LAS VEGAS -- Super Mobility Week -- AT&T's Kris Rinne says that the carrier is working with several other operators on enabling direct voice-over-LTE calls between their networks.
Rinne, senior vice president of network and product planning at AT&T Inc. (NYSE: T), was nominally at the re-branded CTIA show to talk in her role as the chairperson of the 4G Americas board of governors -- of which, more later. It seemed like a good opportunity, however, to ask a little about AT&T's VoLTE progress.
Particularly as Apple Inc. (Nasdaq: AAPL) has just unveiled the iPhone 6 with VoLTE onboard. Samsung Corp. 's Galaxy S5 is one of the devices that already has the 4G voice capability, Rinne noted. (See Apple's New iPhones Have 20 LTE Bands, VoLTE).
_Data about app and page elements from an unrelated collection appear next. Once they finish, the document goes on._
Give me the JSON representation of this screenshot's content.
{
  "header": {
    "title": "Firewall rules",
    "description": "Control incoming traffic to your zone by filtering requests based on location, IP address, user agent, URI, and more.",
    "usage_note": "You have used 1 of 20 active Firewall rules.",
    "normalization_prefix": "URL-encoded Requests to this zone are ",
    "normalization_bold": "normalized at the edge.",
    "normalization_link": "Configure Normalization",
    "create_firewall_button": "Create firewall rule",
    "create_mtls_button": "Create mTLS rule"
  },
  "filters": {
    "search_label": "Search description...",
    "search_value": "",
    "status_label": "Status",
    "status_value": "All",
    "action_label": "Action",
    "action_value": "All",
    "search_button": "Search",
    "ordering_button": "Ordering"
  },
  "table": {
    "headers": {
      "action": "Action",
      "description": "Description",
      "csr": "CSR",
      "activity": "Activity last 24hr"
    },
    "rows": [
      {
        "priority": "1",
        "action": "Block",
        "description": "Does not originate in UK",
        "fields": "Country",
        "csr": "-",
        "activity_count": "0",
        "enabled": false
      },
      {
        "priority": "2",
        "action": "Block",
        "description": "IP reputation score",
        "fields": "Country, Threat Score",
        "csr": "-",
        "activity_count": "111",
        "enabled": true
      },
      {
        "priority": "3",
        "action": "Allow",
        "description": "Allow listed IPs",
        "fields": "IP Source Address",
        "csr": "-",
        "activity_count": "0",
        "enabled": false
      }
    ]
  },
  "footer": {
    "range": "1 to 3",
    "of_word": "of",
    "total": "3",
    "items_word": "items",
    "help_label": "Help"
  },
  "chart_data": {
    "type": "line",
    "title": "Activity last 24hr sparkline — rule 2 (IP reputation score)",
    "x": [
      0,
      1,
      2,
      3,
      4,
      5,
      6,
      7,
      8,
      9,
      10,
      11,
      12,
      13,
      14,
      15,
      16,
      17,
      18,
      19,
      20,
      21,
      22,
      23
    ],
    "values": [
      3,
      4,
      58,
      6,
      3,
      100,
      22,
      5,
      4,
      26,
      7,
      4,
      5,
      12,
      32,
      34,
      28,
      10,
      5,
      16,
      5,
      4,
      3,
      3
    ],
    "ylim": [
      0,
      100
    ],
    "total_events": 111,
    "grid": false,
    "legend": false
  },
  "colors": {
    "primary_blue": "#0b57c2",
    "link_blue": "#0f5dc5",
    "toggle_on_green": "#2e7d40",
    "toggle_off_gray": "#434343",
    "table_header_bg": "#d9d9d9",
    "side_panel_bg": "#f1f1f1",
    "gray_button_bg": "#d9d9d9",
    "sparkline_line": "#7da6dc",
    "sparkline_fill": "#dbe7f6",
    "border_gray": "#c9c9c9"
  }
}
"We've already got several compatible devices available already, and more coming for the holidays," Rinne says.
AT&T said in May that it is launching VoLTE in selected areas of Illinois, Indiana, Minnesota and Wisconsin. "We primarily started in the Chicago area," Rinne tells Light Reading.
AT&T is taking a market-by-market upgrade approach with VoLTE. "We can do that because we have handover capabilities with the UMTS network," she says.
What she means is that GSM-based carriers such as AT&T and T-Mobile US Inc. are able to use a newer feature of LTE called single-radio voice call continuity (eSRVCC) that allows users to move between VoLTE and a 2G/3G connection without dropping the call. Rival Verizon Wireless is instead doing a VoLTE launch across its full 4G footprint, because eSRVCC isn't available for CDMA-based networks.
Nonetheless, AT&T still has to do work with each LTE market to ensure it can support VoLTE. Rinne explains that, in particular, in today's LTE network the download rates tend to much higher than the upload rates. "In a VoLTE environment that needs to be symmetrical," she notes. The operator is adding in e911 emergency call support as it moves between markets.
VoLTE will also require a raft of new interoperability work, because without SIP trunking agreements and other tweaks, you can't make VoLTE calls to other operators' networks right now. Rinne says that AT&T is doing "lab-to-lab tests" on VoLTE interoperation right now with several operators. She states that such interoperability will benefit the whole industry.
"That is something that we're working across the industry on -- getting that all-IP interoperability."
VoLTE is further on at AT&T than multicast video at the moment. eMBMS (evolved Multimedia Broadcast Multicast Services) -- also known as multicast or broadcast LTE -- allows an operator to stream video to many more users than the network can support today.
"We've been doing some technology evaluation in that regard," Rinne says. "That's a 2015 or 2015-plus timeframe for us."
So, Rinne is not going to be the one spearheading that work, as she has with much of AT&T's LTE development so far and network upgrades before that. It was recently confirmed that Rinne plans to retire at the end of November. (See AT&T's Kris Rinne to Retire.)
She tells us that she isn't planning to look for another role in tech after she leaves AT&T: "I already have the best job." she says.
"I really hope to be able to take some of the technology and management skills I’ve learned at AT&T and use them to help give back to the community and my church," she tells Light Reading.
— Dan Jones, Mobile Editor, Light Reading